There were two great teachers I came across pretty much at the same time in my life. One was a truck driver called Sheikh, and one was our teacher of Organizational Behaviour-1 (the psychology of the individual) – a gentleman called SK Roy. Sadly, they are both dead and gone.
SKRoy was brilliant. He’d always walk into class with a sly smile on his face, and would challenge our sensibilities. There was one time when I decided to shock him. I walked into class ten minutes late, with a cup of tea in my hand, and wearing a pair of trousers with the most outrageous bottom flair. I walked slowly across the room, expecting an explosion. He stopped in his lecture, smiled as I walked across the front of the class and said, “Interesting!”. Another time, I accidentally answered a question, and he gently encouraged me to go deeper into myself. He peeled me open, layer by layer, right there. That was a difficult period, but I ended up getting some real insights into me. He set us the most difficult exam paper I have ever had to do. It was a two week, open book exam. We were allowed to copy any text in the library, but as he said, the answer was not to be found in a book. It was to be found in ourselves, and how good we were at applying the principles he had taught us during the term.
Sheikh really taught me how to drive a car. I did have a driving license, so I was allowed, legally, to drive on the roads. However, I got the license in a driving school, where the goal was to get us a license, not to teach us how to drive. Pretty similar to many schools, yes? The objective is to get marks, not to learn.
My dad, however, was not convinced of my driving skills. For him, the age old fundamental law, that you must learn the principles of a subject, was critical. Sheikh was one of the clerks in his office, and had been a truck driver for over twenty years. The briefing given to Sheikh was (a) I had to really learn how to drive and (b) during the classes, I was the student, not my dad’s son. So, Sheikh’s word was law during the lessons.
Sheikh was quite a character. Simply, but well dressed. His beard and hair was immaculate, and he carried himself with an innate dignity that, in my view, reflected the greatness of his soul.
So, we started to drive. For the first few months, I was not allowed to drive above 20 kilometers per hour.

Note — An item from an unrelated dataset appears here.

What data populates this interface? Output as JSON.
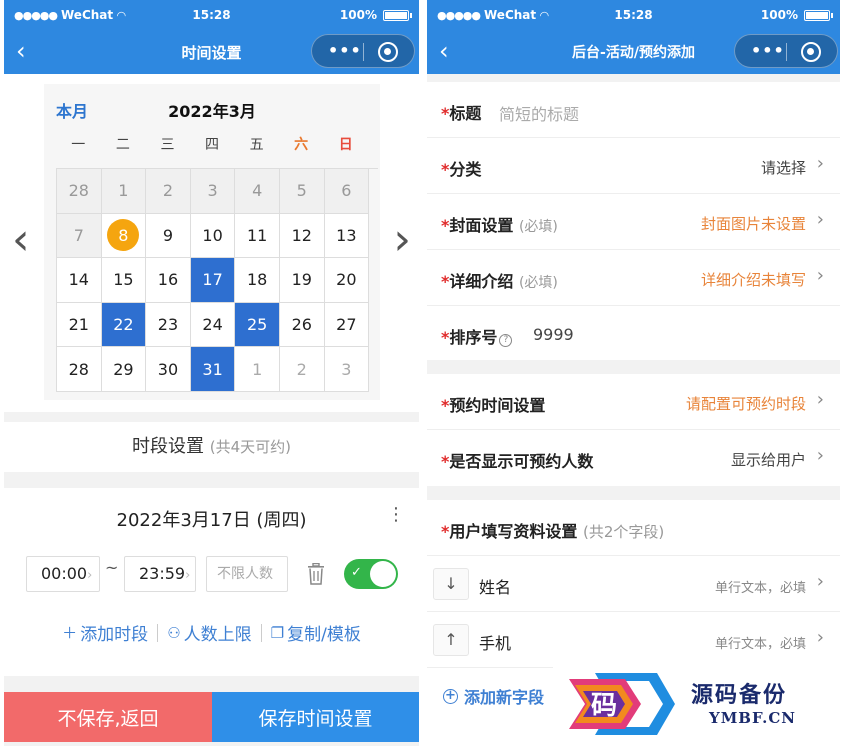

For Sheikh, I had to learn how to control the car’s momentum through a gentle pressure on the accelerator, without the engine stalling. Any fool, he said, could drive fast and carelessly. However, very few people can rive slowly. So, I howled and yowled, and bitched and moaned, but he was unrelenting. Drive slowly, control the accelerator, control the steering, defensive driving, hill driving, dirt track driving, driving in a crowded market and, above all, driving with patience were the drills he put me through. Finally, after what seemed a lifetime, he finally said, “I think you can drive now!”
The years have gone, and I now have the odd white hair in my head, and yet, there is not a time when I think of these two gentlemen, that I don’t doff my imaginary hats to them and say, “Thank You”.
A great teacher, and what he, or she, teaches, stay with you, and allow you to impart some of these lessons to others.